The optical alignment of the star trackers on the Global Precipitation Measurement (GPM) core spacecraft at NASA
Goddard Space Flight Center (GSFC) was challenging due to the layout and structural design of the GPM Lower Bus
Structure (LBS) in which the star trackers are mounted as well as the presence of the star tracker shades that blocked
line-of-sight to the primary star tracker optical references. The initial solution was to negotiate minor changes in the
original LBS design to allow for the installation of a removable item of ground support equipment (GSE) that could be
installed whenever measurements of the star tracker optical references were needed. However, this GSE could only be
used to measure secondary optical reference cube faces not used by the star tracker vendor to obtain the relationship
information and matrix transformations necessary to determine star tracker alignment. Unfortunately, due to
unexpectedly large orthogonality errors between the measured secondary adjacent cube faces and the lack of cube
calibration data, we required a method that could be used to measure the same reference cube faces as originally
measured by the vendor. We describe an alternative technique to theodolite autocollimation for measurement of an
optical reference mirror pointing direction when normal incidence measurements are not possible. This technique was
used to successfully align the GPM star trackers and has been used on a number of other NASA flight projects. We also
discuss alignment theory as well as a GSFC-developed theodolite data analysis package used to analyze angular
NASA's James Webb Space Telescope (JWST) will be a premier space science program for astrophysics following
launch scheduled for 2014. JWST will observe the early universe, with emphasis on the time period during which the
first stars and galaxies began to form. JWST has a 6.5 m diameter (25 square meters of collecting area), deployable,
active primary mirror operating at cryogenic temperatures.
The James Webb Space Telescope (JWST) is a 6.6m diameter, segmented, deployable telescope for cryogenic IR space
astronomy (~40K). The JWST Observatory architecture includes the Optical Telescope Element and the Integrated Science
Instrument Module (ISIM) element that contains four science instruments (SI) including a Guider.

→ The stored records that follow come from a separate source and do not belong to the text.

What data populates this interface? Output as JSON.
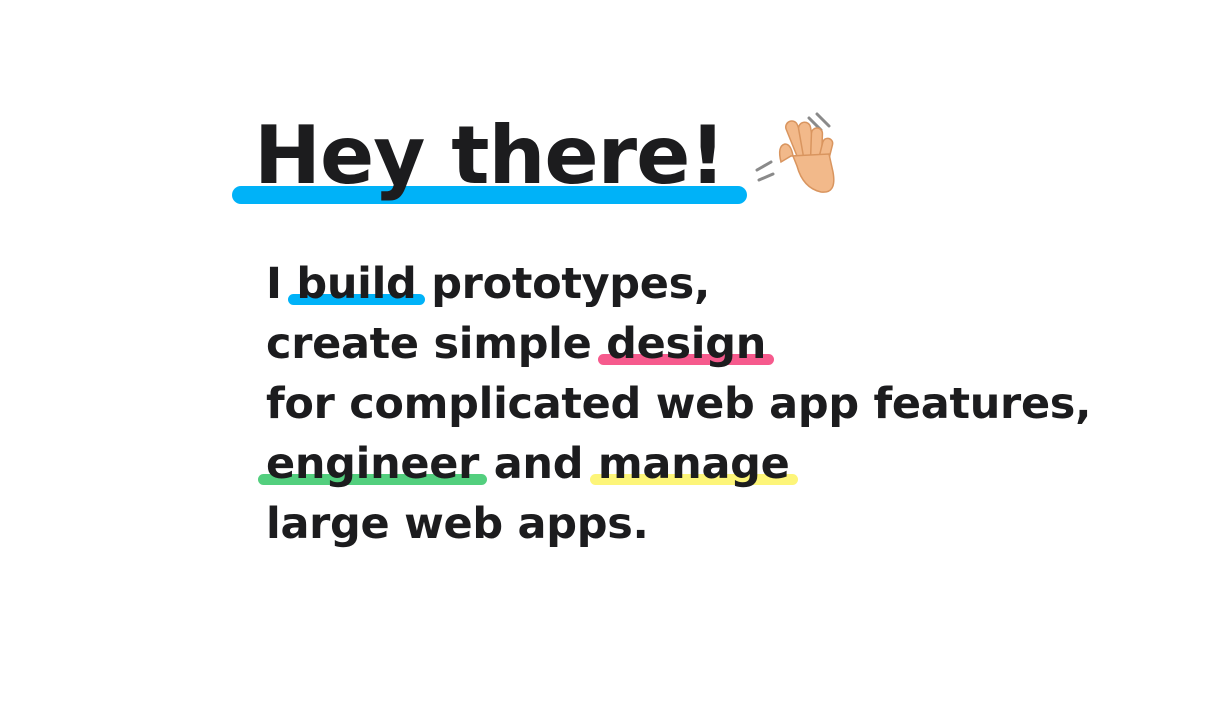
{
  "colors": {
    "text": "#1c1c1e",
    "blue": "#00b2f8",
    "pink": "#f65a8d",
    "green": "#53cf7e",
    "yellow": "#fdf579"
  },
  "hero": {
    "headline": "Hey there!",
    "headline_underline_color": "#00b2f8",
    "wave_icon": "waving-hand-icon"
  },
  "intro": {
    "line1": {
      "pre": "I ",
      "highlight": "build",
      "post": " prototypes,",
      "color": "#00b2f8"
    },
    "line2": {
      "pre": "create simple ",
      "highlight": "design",
      "post": "",
      "color": "#f65a8d"
    },
    "line3": {
      "text": "for complicated web app features,"
    },
    "line4": {
      "highlight1": "engineer",
      "color1": "#53cf7e",
      "mid": " and ",
      "highlight2": "manage",
      "color2": "#fdf579"
    },
    "line5": {
      "text": "large web apps."
    }
  }
}
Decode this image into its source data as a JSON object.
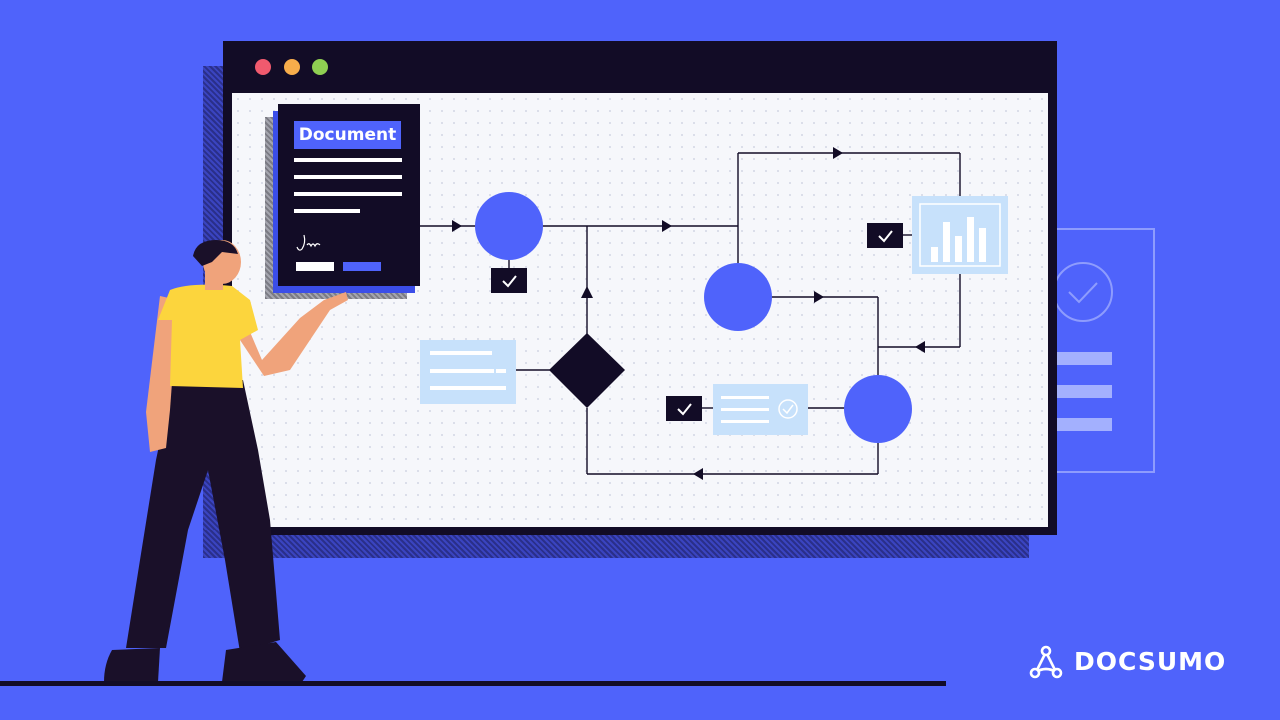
{
  "colors": {
    "background": "#4f63fb",
    "window_frame": "#120c26",
    "canvas": "#f6f7fb",
    "accent": "#4f63fb",
    "light_card": "#c7e1fb",
    "person_shirt": "#fcd53d",
    "person_pants": "#1a1029",
    "skin": "#f0a37b"
  },
  "window": {
    "controls": [
      "close-dot",
      "minimize-dot",
      "maximize-dot"
    ],
    "control_colors": [
      "#f05a6e",
      "#f7ad4b",
      "#8fcf52"
    ]
  },
  "document_card": {
    "title": "Document"
  },
  "brand": {
    "name": "DOCSUMO",
    "icon": "docsumo-logo-icon"
  },
  "icons": [
    "check-icon",
    "bar-chart-icon",
    "check-circle-icon",
    "signature-icon"
  ]
}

The ISIM structure must meet
its requirements at the ~40K cryogenic operating temperature.
The SIs are aligned to the structure's coordinate system under ambient, clean room conditions using laser tracker and theodolite

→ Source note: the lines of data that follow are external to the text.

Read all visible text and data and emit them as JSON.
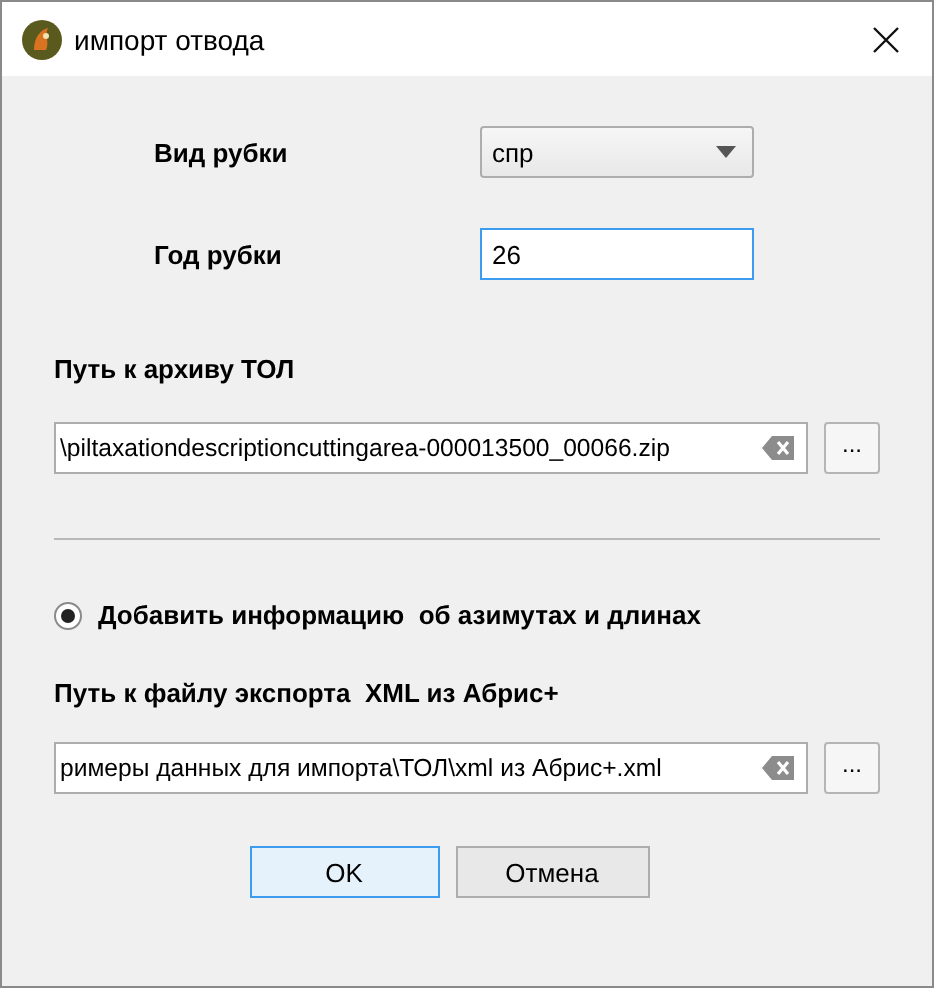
{
  "window": {
    "title": "импорт отвода"
  },
  "fields": [
    {
      "kind": "combo",
      "label": "Вид рубки",
      "value": "спр"
    },
    {
      "kind": "text",
      "label": "Год рубки",
      "value": "26",
      "focused": true
    }
  ],
  "archive": {
    "label": "Путь к архиву ТОЛ",
    "value": "\\piltaxationdescriptioncuttingarea-000013500_00066.zip",
    "browse": "..."
  },
  "option": {
    "label": "Добавить информацию  об азимутах и длинах",
    "selected": true
  },
  "xml": {
    "label": "Путь к файлу экспорта  XML из Абрис+",
    "value": "римеры данных для импорта\\ТОЛ\\xml из Абрис+.xml",
    "browse": "..."
  },
  "buttons": [
    {
      "label": "OK",
      "default": true
    },
    {
      "label": "Отмена",
      "default": false
    }
  ]
}
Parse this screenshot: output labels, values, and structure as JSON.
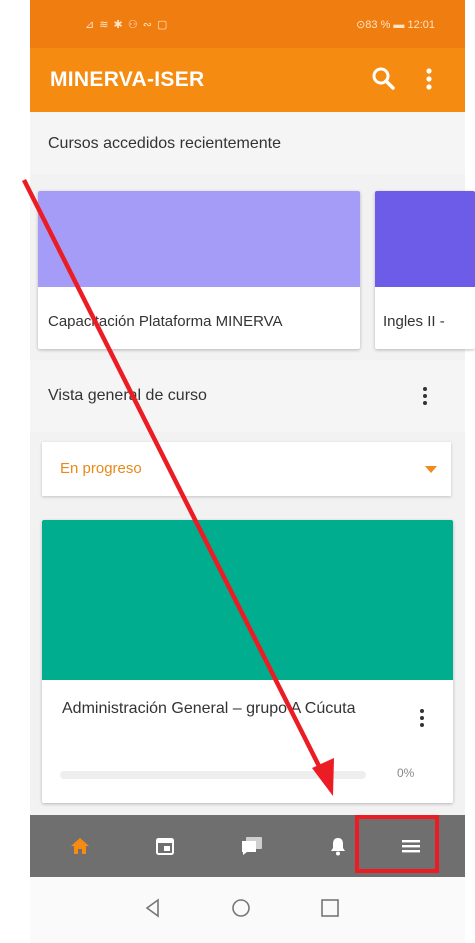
{
  "status_bar": {
    "left_icons": "⊿ ≋ ✱ ⚇ ∾ ▢",
    "right_text": "⊙83 % ▬ 12:01"
  },
  "app_bar": {
    "title": "MINERVA-ISER",
    "search_icon": "search-icon",
    "menu_icon": "more-vert-icon"
  },
  "recent": {
    "title": "Cursos accedidos recientemente",
    "cards": [
      {
        "label": "Capacitación Plataforma MINERVA",
        "color": "#a49cf6"
      },
      {
        "label": "Ingles II -",
        "color": "#6c5ce8"
      }
    ]
  },
  "overview": {
    "title": "Vista general de curso",
    "filter_value": "En progreso",
    "course": {
      "name": "Administración General – grupo A Cúcuta",
      "color": "#00ad8e",
      "progress_percent": 0,
      "progress_label": "0%"
    }
  },
  "bottom_nav": [
    {
      "name": "home-icon",
      "active": true
    },
    {
      "name": "calendar-icon",
      "active": false
    },
    {
      "name": "messages-icon",
      "active": false
    },
    {
      "name": "notifications-icon",
      "active": false
    },
    {
      "name": "more-menu-icon",
      "active": false
    }
  ],
  "colors": {
    "brand_orange": "#f58b11",
    "annotation_red": "#ec1c24"
  }
}
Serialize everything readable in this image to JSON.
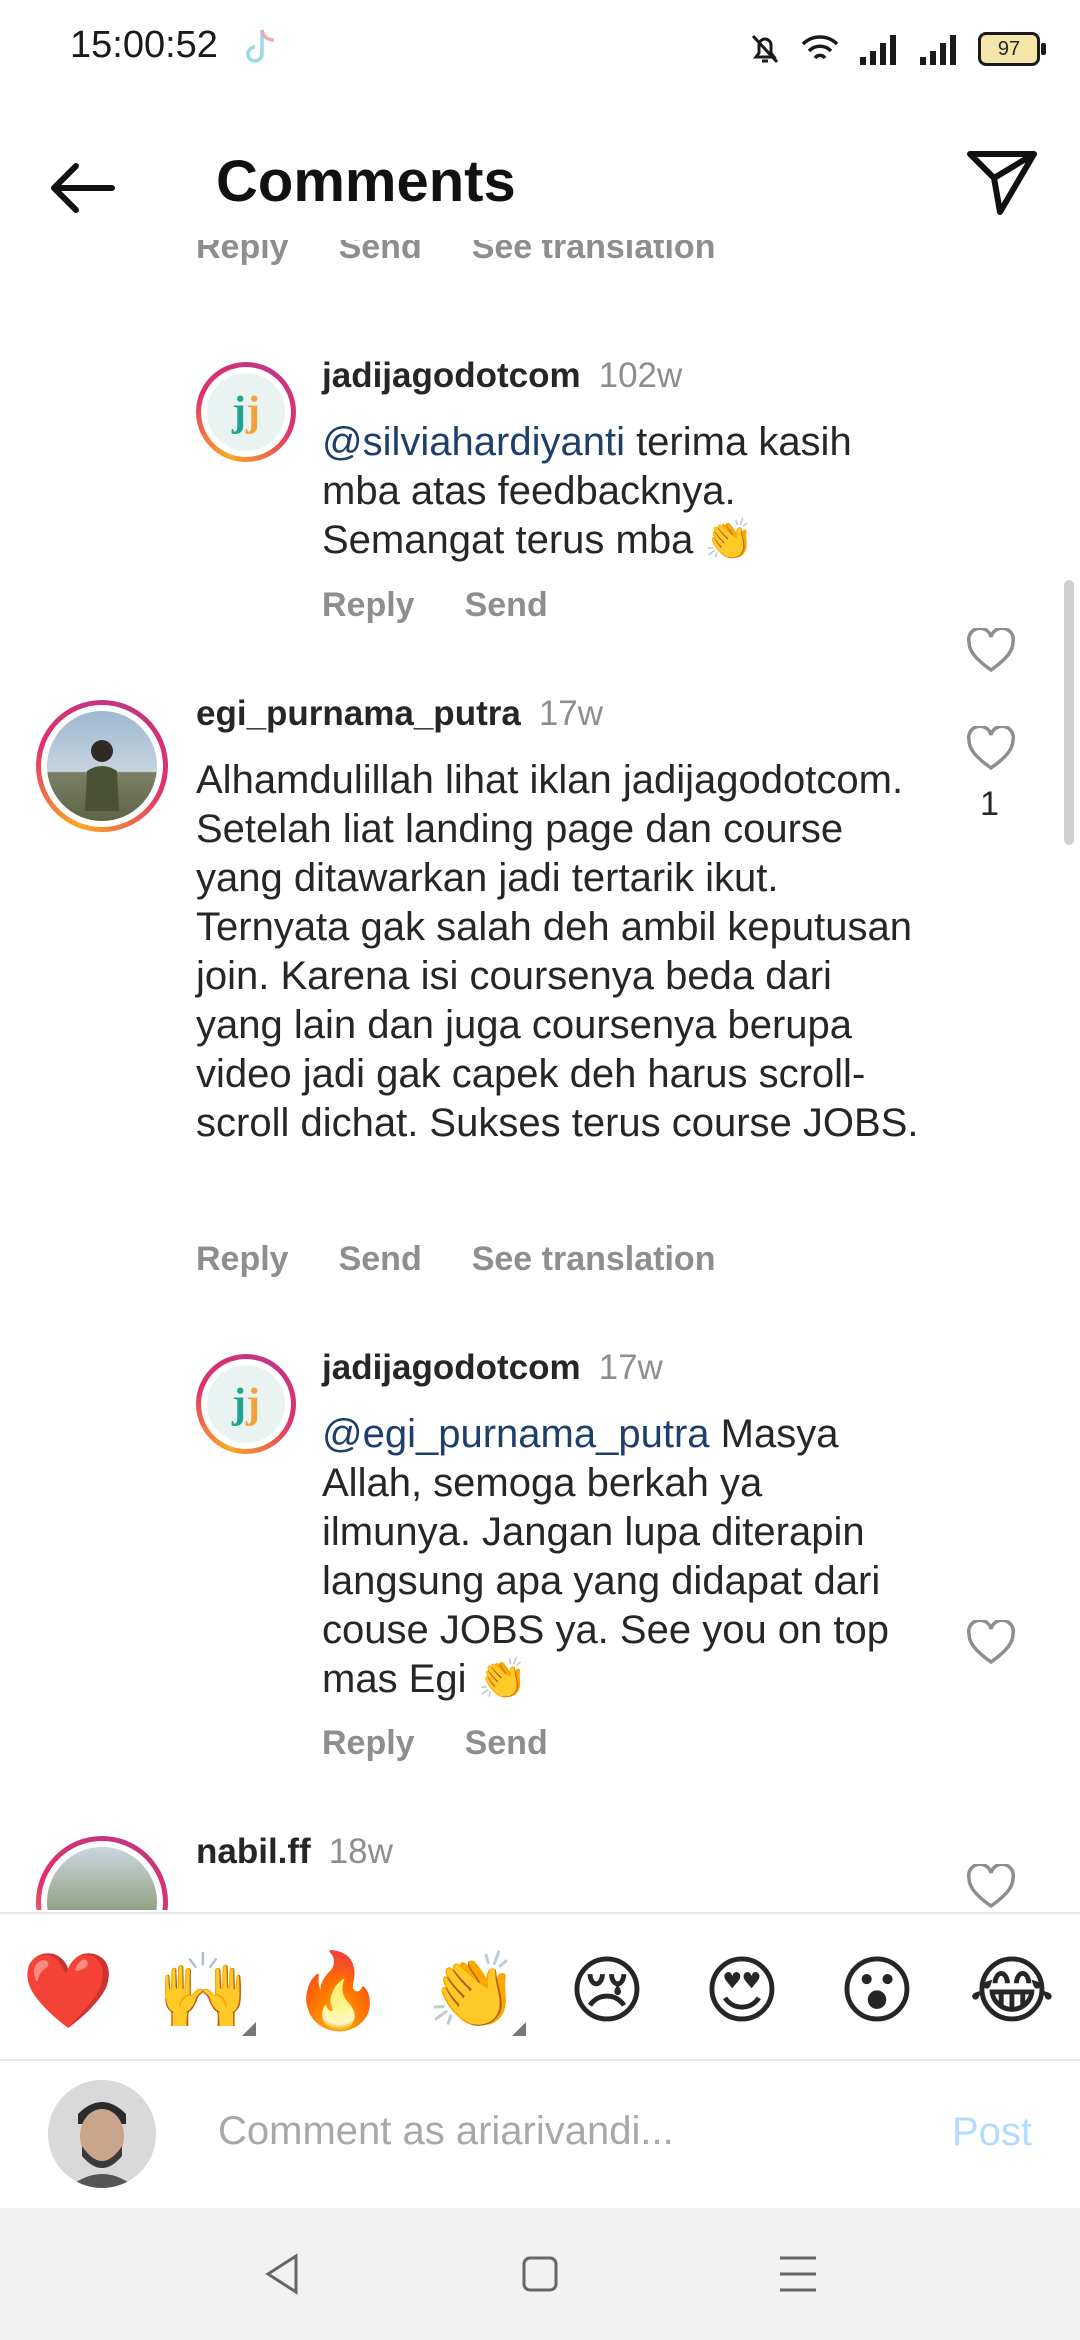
{
  "status": {
    "time": "15:00:52",
    "battery": "97"
  },
  "header": {
    "title": "Comments"
  },
  "top_partial_actions": {
    "reply": "Reply",
    "send": "Send",
    "see_translation": "See translation"
  },
  "comments": [
    {
      "username": "jadijagodotcom",
      "age": "102w",
      "mention": "@silviahardiyanti",
      "text": " terima kasih mba atas feedbacknya. Semangat terus mba 👏",
      "actions": {
        "reply": "Reply",
        "send": "Send"
      }
    },
    {
      "username": "egi_purnama_putra",
      "age": "17w",
      "text": "Alhamdulillah lihat iklan jadijagodotcom. Setelah liat landing page dan course yang ditawarkan jadi tertarik ikut. Ternyata gak salah deh ambil keputusan join. Karena isi coursenya beda dari yang lain dan juga coursenya berupa video jadi gak capek deh harus scroll-scroll dichat. Sukses terus course JOBS.",
      "likes": "1",
      "actions": {
        "reply": "Reply",
        "send": "Send",
        "see_translation": "See translation"
      }
    },
    {
      "username": "jadijagodotcom",
      "age": "17w",
      "mention": "@egi_purnama_putra",
      "text": " Masya Allah, semoga berkah ya ilmunya. Jangan lupa diterapin langsung apa yang didapat dari couse JOBS ya. See you on top mas Egi 👏",
      "actions": {
        "reply": "Reply",
        "send": "Send"
      }
    },
    {
      "username": "nabil.ff",
      "age": "18w"
    }
  ],
  "emoji_bar": [
    "❤️",
    "🙌",
    "🔥",
    "👏",
    "😢",
    "😍",
    "😮",
    "😂"
  ],
  "composer": {
    "placeholder": "Comment as ariarivandi...",
    "post_label": "Post"
  }
}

metrology. The ISIM structure is thermally cycled for stress relief and in order to measure temperature-induced mechanical,
structural changes. These ambient-to-cryogenic changes in the alignment of SI and OTE-related interfaces are an important
component in the JWST Observatory alignment plan and must be verified.
We report on the planning for and preliminary testing of a cryogenic metrology system for ISIM based on photogrammetry.
Photogrammetry is the measurement of the location of custom targets via triangulation using images obtained at a suite of digital
camera locations and orientations. We describe metrology system requirements, plans, and ambient photogrammetric
measurements of a mock-up of the ISIM structure to design targeting and obtain resolution estimates. We compare these
measurements with those taken from a well known ambient metrology system, namely, the Leica laser tracker system.
This paper will discuss the details of the metrology associated with the integration and testing of spacecraft systems and scientific instruments at the NASA Goddard Space Flight Center (NASA GSFC). Specifically, this paper will outline the process for correlating theodolite autocollimation measurements with theodolite coordinate triangulation measurements, laser tracker coordinate measurements, photogrammetry camera system, and other coordinate measurement techniques. For theodolite autocollimation data, NASA GSFC developed a Microsoft Excel-based spreadsheet program to calculate the transformation matrices from reference cube pointing directions into spacecraft coordinates defined by physical features. The autocollimated image return from the mirrored faces of the reference cubes are measured relative to each other and define unit vectors that point in the direction perpendicular to the cube face surface. The roll, zenith, pitch, and yaw are calculated from the direction cosines of the unit vectors that define the directional pointing rotations around coordinate axes. The theodolite-based pointing vectors are then transformed to the spacecraft coordinate system. The Brunson Spatial AnalyzerTM coordinate measuring software program is used to analyze data from theodolites using triangulation on target positions, a laser tracker coordinate measuring system, a photogrammetry system or any other coordinate measuring system. All the coordinate data is tied into theodolite coordinate data by measuring common targets. To correlate theodolite autocollimation on cube faces to the point coordinate location data, one must first measure the test object with the Spatial AnalyzerTM theodolite triangulation coordinate system. From coordinate features, a spacecraft coordinate system is defined by the blueprint design. One of the Spatial AnalyzerTM theodolites is used as the primary reference for the auto-collimation measurements. This ties together the coordinate target point locations to the pointing directions of mirrored surfaces of cubes.